Amanda Watson
News Editor
4 minute read
8 Apr 2018
9:12 pm

‘Project Sunday Evenings’ back in the spotlight

Amanda Watson

Three former Sars officials continue to face allegations that they illegally bugged the NPA's offices from 2007.

Johann Van Loggenberg. Facebook.

The spotlight falls once again on the turbulent South African Revenue Service (Sars) when Ivan Pillay (accused number 1), Andries Janse van Rensburg (accused number 2) and Johann van Loggerenberg (accused number 3) appear in the Pretoria Regional Court tomorrow.

A former Sars agent, Helgard Lombard, in 2015 reportedly admitted that he had illegally bugged the offices of the National Prosecuting Authority (NPA) and spied on matters related to the corruption case of former police head Jackie Selebi.

In an affidavit handed to the Hawks, Lombard claimed he had only monitored and given information regarding the Selebi case, but there have been concerns there may have been leaks from or surveillance by Sars of other cases the NPA was working on.

Johan de Waal, who was allegedly part of the Sars “rogue unit” that was allegedly spying on the NPA, also submitted an affidavit detailing the operation that allegedly took place in 2007, but which possibly began in 2006, whereby senior NPA officials, including then head Vusi Pikoli, were spied on in relation to the Selebi case.

According to their affidavits, audiovisual bugging devices were secretly installed in 12 offices and boardrooms at the NPA’s Pretoria headquarters.

Pillay is accused of authorising the illegal operation in 2007.

According to the NPA, Pillay and Janse van Rensburg now remain accused of unlawfully and intentionally procuring “Helgard Lombard and/or authorise Mr Lombard to intercept communication within the offices of the Directorate of Special Operations (DSO), and those of the NPA without an interception direction signed by the designated judge…”

Pillay and Van Loggerenberg are also accused having, while being in the employ of Sars “directly or indirectly and unlawfully giving or agreeing to give Mr Lombard an unauthorised gratification to wit, cash in the form of approximately one hundred thousand rands (R100 000) to essentially perform alleged bugging”.

This alleged “Operation Sunday Evenings” surveillance has been widely highlighted in the media and thrust a now discredited KPMG report about the “rogue unit” into the public eye.

KPMG CEO Trevor Hoole together with eight colleagues resigned in the wake of fallout over the report as well as their handling of the Gupta family’s company audits.

“Given the failure to appropriately apply our own risk management and quality controls, that part of the report which refers to conclusions, recommendations and legal opinions should no longer be relied upon,” a statement released by the organisation in September said.

KPMG South Africa received R23 million from Sars to produce the flawed report.

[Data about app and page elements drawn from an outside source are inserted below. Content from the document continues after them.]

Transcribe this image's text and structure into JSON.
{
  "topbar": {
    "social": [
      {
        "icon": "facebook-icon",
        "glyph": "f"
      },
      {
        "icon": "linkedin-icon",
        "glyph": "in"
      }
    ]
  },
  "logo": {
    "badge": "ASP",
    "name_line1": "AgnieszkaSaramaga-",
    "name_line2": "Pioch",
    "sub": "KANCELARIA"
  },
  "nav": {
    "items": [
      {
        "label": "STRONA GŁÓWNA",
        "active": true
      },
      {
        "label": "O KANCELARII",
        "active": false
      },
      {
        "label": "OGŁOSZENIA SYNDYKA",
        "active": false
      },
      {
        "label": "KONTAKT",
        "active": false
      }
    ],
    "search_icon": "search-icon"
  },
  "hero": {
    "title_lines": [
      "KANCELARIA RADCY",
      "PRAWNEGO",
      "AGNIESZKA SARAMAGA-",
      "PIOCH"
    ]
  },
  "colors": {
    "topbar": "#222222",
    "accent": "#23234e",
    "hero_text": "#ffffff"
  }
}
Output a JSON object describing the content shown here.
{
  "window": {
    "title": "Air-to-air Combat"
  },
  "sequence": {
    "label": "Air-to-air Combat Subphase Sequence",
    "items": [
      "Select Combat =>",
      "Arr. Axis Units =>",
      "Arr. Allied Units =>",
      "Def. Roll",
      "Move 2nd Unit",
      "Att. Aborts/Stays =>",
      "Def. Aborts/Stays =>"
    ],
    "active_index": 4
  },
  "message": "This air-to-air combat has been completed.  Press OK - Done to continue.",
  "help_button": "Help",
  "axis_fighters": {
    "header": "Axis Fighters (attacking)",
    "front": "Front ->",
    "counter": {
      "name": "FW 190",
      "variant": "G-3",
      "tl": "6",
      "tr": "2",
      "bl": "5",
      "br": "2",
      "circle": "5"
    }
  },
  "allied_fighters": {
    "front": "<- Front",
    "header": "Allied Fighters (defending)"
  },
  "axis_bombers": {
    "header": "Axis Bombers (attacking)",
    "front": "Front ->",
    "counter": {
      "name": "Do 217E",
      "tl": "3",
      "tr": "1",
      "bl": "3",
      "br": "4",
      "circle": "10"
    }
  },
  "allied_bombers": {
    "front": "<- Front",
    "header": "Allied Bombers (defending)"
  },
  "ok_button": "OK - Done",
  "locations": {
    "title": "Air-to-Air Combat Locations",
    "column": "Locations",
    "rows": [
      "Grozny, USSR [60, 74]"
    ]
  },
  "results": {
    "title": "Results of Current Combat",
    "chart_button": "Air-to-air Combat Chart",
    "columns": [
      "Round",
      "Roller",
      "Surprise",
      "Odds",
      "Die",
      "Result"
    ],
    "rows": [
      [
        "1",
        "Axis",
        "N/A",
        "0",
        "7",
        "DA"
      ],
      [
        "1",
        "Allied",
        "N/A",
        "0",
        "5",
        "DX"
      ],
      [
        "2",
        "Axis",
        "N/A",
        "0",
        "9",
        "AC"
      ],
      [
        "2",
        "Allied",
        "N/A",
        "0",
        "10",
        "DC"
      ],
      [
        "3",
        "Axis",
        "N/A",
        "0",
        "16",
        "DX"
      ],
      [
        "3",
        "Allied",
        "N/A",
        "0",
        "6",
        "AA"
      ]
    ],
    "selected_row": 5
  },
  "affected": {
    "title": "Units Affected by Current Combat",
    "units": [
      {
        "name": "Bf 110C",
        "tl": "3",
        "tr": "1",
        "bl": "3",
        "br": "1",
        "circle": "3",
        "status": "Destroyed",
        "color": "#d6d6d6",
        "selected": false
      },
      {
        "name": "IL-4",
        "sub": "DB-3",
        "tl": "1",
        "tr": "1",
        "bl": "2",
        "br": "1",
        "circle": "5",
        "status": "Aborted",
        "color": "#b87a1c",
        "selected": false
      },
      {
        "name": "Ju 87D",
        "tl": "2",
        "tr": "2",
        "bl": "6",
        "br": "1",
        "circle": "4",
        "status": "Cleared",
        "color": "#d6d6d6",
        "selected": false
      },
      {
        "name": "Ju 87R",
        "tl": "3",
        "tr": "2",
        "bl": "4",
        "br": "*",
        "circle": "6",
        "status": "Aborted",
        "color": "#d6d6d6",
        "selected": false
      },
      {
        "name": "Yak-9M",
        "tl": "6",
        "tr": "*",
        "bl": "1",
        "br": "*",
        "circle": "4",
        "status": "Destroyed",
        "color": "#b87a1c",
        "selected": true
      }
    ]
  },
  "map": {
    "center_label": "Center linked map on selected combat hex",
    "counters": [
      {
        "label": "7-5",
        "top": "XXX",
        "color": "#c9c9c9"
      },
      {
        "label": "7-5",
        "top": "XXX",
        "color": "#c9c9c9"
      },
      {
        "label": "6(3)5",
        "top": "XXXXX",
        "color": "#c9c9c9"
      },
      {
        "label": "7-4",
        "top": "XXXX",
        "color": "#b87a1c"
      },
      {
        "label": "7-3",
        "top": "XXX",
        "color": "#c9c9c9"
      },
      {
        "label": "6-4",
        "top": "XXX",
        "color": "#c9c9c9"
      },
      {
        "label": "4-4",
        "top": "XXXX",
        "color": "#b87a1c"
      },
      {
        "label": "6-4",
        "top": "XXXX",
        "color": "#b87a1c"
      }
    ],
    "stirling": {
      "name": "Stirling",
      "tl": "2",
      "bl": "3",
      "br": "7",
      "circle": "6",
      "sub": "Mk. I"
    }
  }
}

They said they would pay the money back, but there has been no report of this being done so far.

Parts of that KPMG report were used by Tom Moyane, the now suspended commissioner of Sars, to open the original docket that saw Pillay and Van Loggerenberg, along with then finance minister Pravin Gordhan, called in to give statements.

Daily Maverick reported last year that Janse van Rensburg, “along with another Sars official Helgard Lombard had installed secret cameras in selected offices and boardrooms at the NPA headquarters in Pretoria”.

“Lombard turned state witness (204) and alleged that Pillay and Van Rensburg told him to keep the R100 000 NPA bill for the surveillance equipment.

“The project was sanctioned and signed off on from the NPA’s side, but no evidence could be found that the NPA knew they had contracted Sars officials. There is also no evidence that the Sars officials were instructed by Sars management to conduct the operation.”

Bernard Hotz, attorney for the three, said in a March statement Pillay and Van Loggerenberg were not questioned on any allegations or facts about the charges when their warning statements were taken.

“On the contrary, they offered to make representations to the DPCI (the Hawks) and the NPA, which were ignored. The process of concluding the warning statements at that time was never perfected because the docket was handed over to the NPA by the DPCI before Pillay and Van Loggerenberg were given a chance to be heard,” Hotz said.

“Pillay and Van Loggerenberg are disappointed but not surprised by the latest behaviour of the NPA in this matter; as they have consistently demonstrated clear bias and malice, which appear to have been driven by the concerns of Moyane.”

Moyane was suspended in March by President Cyril Ramaphosa as the president “had lost confidence in his ability to lead Sars and offered him an opportunity to resign with immediate effect, which Mr Moyane declined”, according to a presidency statement.